    MA History part 1 starts once a year – in September. This page describes the module that will start in October 2022. We expect it to start for the last time in September 2029.

    Additional costs

    Study costs

    There may be extra costs on top of the tuition fee, such as set books, a computer and internet access.

    Ways to pay for this module

    We know there’s a lot to think about when choosing to study, not least how much it’s going to cost and how you can pay.

    That’s why we keep our fees as low as possible and offer a range of flexible payment and funding options, including a postgraduate loan, if you study this module as part of an eligible qualification. To find out more, see Fees and funding.

    Study materials

    What's included

    You’ll have access to a module website, which includes:

    • a module guide
    • an interactive week-by-week study planner
    • teaching text and activities for each week
    • video and audio recordings
    • assessment guidance
    • a referencing guide, with information on the use of scholarly conventions in historical study
    • electronic resources for studying of history, including access to our world-class collection of primary and secondary source databases and ebooks, as well as training in their use, via The Open University library
    • access to online forums

    Computing requirements

    You’ll need broadband internet access and a desktop or laptop computer with an up-to-date version of Windows (10 or 11). Any macOS is unsuitable with this module.

    Any additional software will be provided or is generally freely available.

    To join in spoken conversations in tutorials, we recommend a wired headset (headphones/earphones with a built-in microphone).

    Our module websites comply with web standards and any modern browser is suitable for most activities.

    Our OU Study mobile app will operate on all current, supported versions of Android and iOS. It’s not available on Kindle.

    It’s also possible to access some module materials on a mobile phone, tablet device or Chromebook. However, as you may be asked to install additional software or use certain applications, you’ll also require a desktop or laptop as described above.

    Materials to buy

    Set books

    • Tosh, J. The Pursuit of History: Aims, Methods, and New Directions in the Study of History Routledge £32.99 - ISBN 9780367902469 The current edition is the 7th edition, but students may also use the 6th edition - ISBN 9781138808089

    If you have a disability

    Written transcripts of any audio components and Adobe Portable Document Format (PDF) versions of printed material are available. Some Adobe PDF components and electronic journals may not be available or fully accessible using a screen reader; this applies in particular to historical records that may have been scanned for use online. Alternative formats of the study materials may be available in the future.
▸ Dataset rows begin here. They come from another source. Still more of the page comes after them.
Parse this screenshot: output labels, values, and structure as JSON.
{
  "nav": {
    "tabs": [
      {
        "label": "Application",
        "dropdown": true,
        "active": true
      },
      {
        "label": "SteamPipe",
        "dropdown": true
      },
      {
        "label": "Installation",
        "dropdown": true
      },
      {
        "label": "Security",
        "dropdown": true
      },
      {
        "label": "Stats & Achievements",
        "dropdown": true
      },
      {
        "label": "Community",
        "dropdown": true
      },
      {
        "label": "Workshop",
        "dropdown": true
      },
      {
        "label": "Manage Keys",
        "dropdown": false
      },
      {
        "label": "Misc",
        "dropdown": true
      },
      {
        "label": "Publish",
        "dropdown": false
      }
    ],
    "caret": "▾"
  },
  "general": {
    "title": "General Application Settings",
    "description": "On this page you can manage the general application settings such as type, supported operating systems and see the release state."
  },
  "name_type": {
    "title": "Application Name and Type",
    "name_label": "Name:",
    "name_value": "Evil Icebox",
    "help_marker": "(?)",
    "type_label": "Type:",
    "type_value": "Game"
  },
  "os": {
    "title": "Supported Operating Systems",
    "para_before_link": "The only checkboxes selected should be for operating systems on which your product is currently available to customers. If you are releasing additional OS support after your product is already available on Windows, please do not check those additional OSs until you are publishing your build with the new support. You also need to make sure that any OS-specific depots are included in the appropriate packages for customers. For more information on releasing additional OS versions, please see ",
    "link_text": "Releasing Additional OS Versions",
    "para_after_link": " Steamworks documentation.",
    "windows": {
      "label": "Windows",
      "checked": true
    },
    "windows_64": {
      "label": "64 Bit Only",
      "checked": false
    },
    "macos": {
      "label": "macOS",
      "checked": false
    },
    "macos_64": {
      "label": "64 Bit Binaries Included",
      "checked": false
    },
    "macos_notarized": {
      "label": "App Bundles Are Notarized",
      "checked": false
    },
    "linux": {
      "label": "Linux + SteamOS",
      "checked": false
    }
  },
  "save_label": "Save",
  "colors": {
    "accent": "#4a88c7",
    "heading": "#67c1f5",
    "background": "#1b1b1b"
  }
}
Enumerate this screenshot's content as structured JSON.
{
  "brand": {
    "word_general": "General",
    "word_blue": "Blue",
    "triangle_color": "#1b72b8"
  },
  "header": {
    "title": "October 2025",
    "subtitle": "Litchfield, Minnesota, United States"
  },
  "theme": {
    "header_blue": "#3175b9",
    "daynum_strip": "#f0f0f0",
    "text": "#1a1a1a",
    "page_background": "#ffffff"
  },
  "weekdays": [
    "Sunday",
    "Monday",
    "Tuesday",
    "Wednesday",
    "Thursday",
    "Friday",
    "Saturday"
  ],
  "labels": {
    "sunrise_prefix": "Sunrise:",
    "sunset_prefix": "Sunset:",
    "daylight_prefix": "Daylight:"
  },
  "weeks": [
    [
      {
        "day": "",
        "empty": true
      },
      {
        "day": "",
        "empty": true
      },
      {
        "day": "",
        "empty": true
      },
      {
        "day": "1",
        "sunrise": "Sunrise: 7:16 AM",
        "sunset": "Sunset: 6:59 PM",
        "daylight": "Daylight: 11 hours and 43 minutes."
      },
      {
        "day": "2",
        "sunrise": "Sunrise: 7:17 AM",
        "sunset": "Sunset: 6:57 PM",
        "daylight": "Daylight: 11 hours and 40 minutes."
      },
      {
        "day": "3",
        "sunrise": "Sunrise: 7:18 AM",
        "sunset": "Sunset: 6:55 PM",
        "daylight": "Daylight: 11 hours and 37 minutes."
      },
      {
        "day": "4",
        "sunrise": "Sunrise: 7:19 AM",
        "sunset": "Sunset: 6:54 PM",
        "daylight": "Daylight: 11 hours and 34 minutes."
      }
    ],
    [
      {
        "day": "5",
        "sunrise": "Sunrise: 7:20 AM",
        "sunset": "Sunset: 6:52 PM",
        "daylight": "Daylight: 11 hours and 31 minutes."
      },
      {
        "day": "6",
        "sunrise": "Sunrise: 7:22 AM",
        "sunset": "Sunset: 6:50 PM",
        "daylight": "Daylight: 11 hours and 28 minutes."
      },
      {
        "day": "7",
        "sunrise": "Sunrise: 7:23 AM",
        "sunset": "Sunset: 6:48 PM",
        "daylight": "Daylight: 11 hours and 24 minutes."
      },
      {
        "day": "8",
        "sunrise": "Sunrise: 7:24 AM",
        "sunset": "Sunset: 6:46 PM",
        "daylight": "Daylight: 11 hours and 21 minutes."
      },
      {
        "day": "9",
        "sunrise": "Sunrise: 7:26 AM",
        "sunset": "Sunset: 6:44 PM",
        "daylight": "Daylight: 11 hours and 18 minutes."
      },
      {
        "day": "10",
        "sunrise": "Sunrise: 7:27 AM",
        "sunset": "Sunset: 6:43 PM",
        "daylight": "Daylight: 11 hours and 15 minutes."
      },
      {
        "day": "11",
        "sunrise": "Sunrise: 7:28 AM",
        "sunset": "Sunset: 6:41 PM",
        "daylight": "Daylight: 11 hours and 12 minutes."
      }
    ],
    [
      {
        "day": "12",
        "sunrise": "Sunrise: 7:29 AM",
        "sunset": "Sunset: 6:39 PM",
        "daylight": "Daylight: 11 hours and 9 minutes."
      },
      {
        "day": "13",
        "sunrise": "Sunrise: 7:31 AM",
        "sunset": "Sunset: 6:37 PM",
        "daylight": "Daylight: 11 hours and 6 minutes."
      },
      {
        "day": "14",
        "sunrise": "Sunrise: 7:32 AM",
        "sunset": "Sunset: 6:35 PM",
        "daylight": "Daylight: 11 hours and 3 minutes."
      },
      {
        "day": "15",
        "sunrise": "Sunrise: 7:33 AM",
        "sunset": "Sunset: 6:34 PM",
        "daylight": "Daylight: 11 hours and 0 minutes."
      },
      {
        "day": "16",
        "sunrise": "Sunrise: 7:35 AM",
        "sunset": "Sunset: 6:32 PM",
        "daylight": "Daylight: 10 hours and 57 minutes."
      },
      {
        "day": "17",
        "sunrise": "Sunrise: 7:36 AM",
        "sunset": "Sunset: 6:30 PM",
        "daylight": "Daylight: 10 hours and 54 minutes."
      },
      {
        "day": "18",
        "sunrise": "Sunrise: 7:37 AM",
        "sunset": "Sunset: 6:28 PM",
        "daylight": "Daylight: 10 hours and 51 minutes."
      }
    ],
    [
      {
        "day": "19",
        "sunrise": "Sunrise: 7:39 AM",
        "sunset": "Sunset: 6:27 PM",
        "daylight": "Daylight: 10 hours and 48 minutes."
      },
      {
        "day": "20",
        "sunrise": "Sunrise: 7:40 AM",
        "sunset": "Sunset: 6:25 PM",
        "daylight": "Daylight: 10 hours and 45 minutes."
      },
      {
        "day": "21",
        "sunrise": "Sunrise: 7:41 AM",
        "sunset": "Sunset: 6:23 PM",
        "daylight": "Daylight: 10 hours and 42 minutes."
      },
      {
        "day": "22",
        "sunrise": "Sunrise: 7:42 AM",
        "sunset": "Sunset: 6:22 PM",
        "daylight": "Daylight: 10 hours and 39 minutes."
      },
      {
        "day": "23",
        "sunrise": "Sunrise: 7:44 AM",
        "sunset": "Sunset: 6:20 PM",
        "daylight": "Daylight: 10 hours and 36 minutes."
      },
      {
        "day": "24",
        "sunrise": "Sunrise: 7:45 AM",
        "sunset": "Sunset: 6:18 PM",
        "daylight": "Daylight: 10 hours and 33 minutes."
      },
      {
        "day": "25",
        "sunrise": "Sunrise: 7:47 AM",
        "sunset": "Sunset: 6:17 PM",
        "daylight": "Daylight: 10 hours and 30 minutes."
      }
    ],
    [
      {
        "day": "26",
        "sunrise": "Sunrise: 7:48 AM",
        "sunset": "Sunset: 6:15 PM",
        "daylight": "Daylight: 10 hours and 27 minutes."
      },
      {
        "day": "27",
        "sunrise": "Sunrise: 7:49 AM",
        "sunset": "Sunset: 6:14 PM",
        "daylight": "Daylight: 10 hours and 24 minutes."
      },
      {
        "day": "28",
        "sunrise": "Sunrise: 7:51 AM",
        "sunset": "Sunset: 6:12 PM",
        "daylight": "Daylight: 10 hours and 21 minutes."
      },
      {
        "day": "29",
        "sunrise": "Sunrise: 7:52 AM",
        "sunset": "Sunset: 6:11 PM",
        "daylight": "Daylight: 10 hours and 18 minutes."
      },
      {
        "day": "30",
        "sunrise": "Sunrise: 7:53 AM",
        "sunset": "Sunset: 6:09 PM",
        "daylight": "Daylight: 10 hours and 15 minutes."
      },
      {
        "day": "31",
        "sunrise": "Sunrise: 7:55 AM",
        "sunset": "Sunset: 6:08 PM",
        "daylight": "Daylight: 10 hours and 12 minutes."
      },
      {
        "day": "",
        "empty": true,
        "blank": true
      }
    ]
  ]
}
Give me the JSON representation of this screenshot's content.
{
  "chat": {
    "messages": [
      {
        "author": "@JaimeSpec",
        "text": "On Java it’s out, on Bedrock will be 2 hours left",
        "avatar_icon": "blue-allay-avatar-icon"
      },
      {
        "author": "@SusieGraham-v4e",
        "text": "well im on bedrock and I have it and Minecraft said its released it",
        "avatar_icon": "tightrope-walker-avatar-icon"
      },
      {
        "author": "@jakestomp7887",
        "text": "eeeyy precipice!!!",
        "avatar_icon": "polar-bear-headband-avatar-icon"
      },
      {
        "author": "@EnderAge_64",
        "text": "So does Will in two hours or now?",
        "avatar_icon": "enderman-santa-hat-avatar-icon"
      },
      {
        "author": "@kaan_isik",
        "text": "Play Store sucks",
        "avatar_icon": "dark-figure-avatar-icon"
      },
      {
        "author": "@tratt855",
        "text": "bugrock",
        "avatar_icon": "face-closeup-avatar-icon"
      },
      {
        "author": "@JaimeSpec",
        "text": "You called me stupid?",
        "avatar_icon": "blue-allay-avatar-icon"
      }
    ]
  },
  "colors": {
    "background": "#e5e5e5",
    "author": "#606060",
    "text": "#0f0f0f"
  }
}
    During this module you may need to use primary historical data sources (such as local archives) which may not yet be available as online resources; in which case, you may need to arrange physical access to their location (such as a library or other public record office).

    If you have particular study requirements please tell us as soon as possible, as some of our support services may take several weeks to arrange. Visit our Disability support website to find more about what we offer.